These ideas, in essence, arise from a schizophrenic analysis. While, on one hand, they force one to consider the historic evidence of other religions, on the other they do not look into the consequences of the fact that God became a part of history. By maintaining that the mystery of God is inexpressible in human terms, they conclude that religions are complementary to each other because they all possess elements of truth and are, in some manner, subject to the action of the Holy Spirit. The incarnation of God, however, witnesses to a unique event in history: in Jesus, revealer and revelation are one. The revelation of God, therefore, has its own history, which begins with the act of creation, where everyone can accept the invitation to believe. It continues in the history of the Hebrew people, whom God chose among other peoples to make his voice heard; it is fulfilled in Jesus of Nazareth, because He is the Logos of the Father. These, and not others, are the milestones along the path of revelation of God. This enables us to maintain that manifestations of God and traces of his presence can be recognized outside Biblical revelation, but these, as such, cannot be defined as revelation proper. The psalmist seems to have no doubts on this matter: For no other nation has He done this, no other has known his judgments. (Ps 147:20) This does not diminish the characteristic of ray or elements of truth spread throughout the various religions: on the contrary, it emphasizes their importance by showing that they are ways and means for reaching even now a full knowledge of the mystery. Inter-religious dialogue, as is known, is not in question. This, however, cannot compromise the universal and salvific import of Jesus Christ. Adopting the idea that other religions are also an instrument of salvation means finding anthropological palliatives that do not correspond to the revealed given. Certainly, for his part, God saves whom He chooses and the way He chooses; historically, however, He Himself has placed the sign and the locus of salvation. The Churchs missionary action is not optional, but a mission received from Christ. Sharing his Gospel with everyone is not an ambition to grandeur, but a service that must be offered to all persons so that they can find the true and lasting meaning of existence. The revelation of Jesus Christ brings with it the irruption of God into human history. This does not come about in a manner extraneous to human beings, but is intertwined with Gods lowering Himself to become a human person like us. That the second person of the Trinity became a man, while on one hand it allows us to say that Jesus Christ is the new man (Gaudium et spes 22), on the other it attests that only in Him can every person grasp the meaning of his life and transform his existence.

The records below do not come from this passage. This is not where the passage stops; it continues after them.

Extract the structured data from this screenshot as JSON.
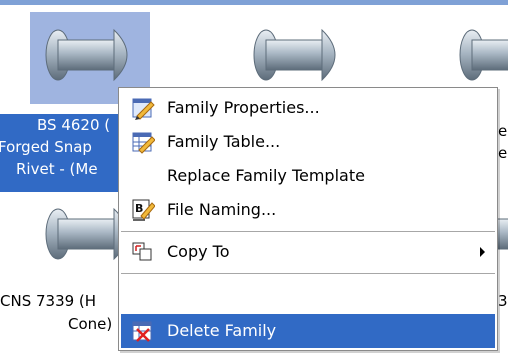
{
  "window": {
    "accent": "#316ac5"
  },
  "items": [
    {
      "caption_lines": [
        "BS 4620 (",
        "Forged Snap",
        "Rivet - (Me"
      ],
      "selected": true
    },
    {
      "caption_lines": [
        "CNS 7339 (H",
        "Cone)"
      ],
      "selected": false
    }
  ],
  "partial_captions": [
    "e",
    "e",
    "3"
  ],
  "context_menu": {
    "items": [
      {
        "label": "Family Properties...",
        "icon": "family-properties-icon"
      },
      {
        "label": "Family Table...",
        "icon": "family-table-icon"
      },
      {
        "label": "Replace Family Template",
        "icon": ""
      },
      {
        "label": "File Naming...",
        "icon": "file-naming-icon"
      },
      {
        "label": "Copy To",
        "icon": "copy-to-icon",
        "submenu": true
      },
      {
        "label": "Delete Family",
        "icon": "delete-family-icon",
        "highlighted": true
      }
    ]
  }
}
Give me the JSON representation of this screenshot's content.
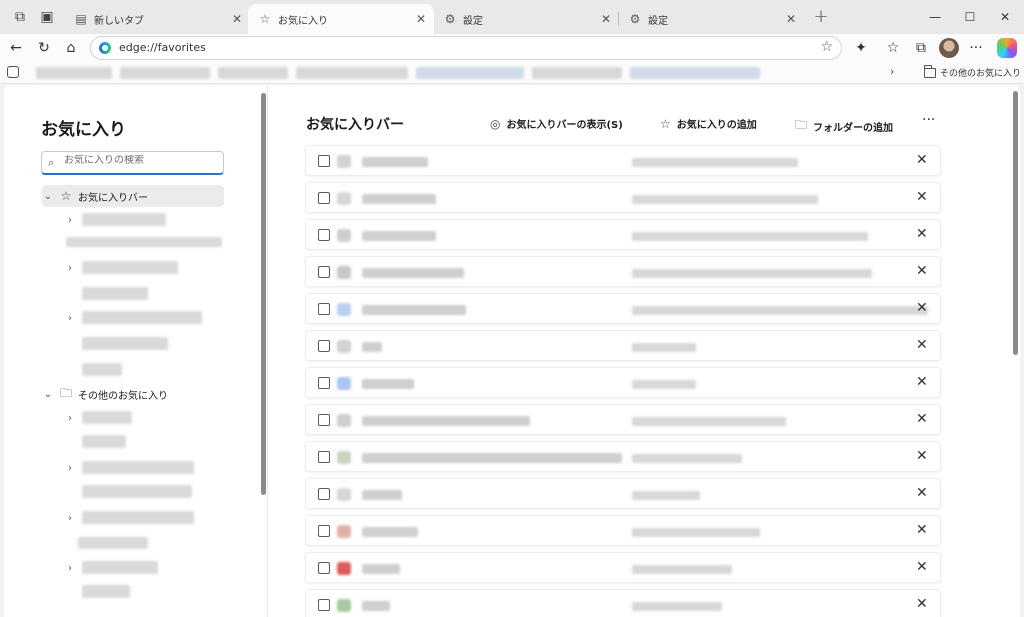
{
  "tabs": [
    {
      "label": "新しいタブ",
      "icon": "new-tab-page-icon",
      "active": false
    },
    {
      "label": "お気に入り",
      "icon": "star-icon",
      "active": true
    },
    {
      "label": "設定",
      "icon": "gear-icon",
      "active": false
    },
    {
      "label": "設定",
      "icon": "gear-icon",
      "active": false
    }
  ],
  "address": {
    "url": "edge://favorites"
  },
  "favorites_bar": {
    "other_favorites_label": "その他のお気に入り"
  },
  "sidebar": {
    "title": "お気に入り",
    "search_placeholder": "お気に入りの検索",
    "tree": {
      "favorites_bar_label": "お気に入りバー",
      "other_favorites_label": "その他のお気に入り"
    }
  },
  "main": {
    "title": "お気に入りバー",
    "actions": {
      "show_bar": "お気に入りバーの表示(S)",
      "add_favorite": "お気に入りの追加",
      "add_folder": "フォルダーの追加"
    },
    "more_label": "···"
  },
  "colors": {
    "accent": "#2b6fd6",
    "favicon_red": "#e05b5b",
    "favicon_blue": "#8fb6e8"
  }
}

Here we are no longer dealing with a philosophical conclusion or a Utopian wait that knows no tomorrow. The revelation attests and confirms that, for every man who believes in Jesus Christ, life has become eternal, because death has been vanquished by his resurrection.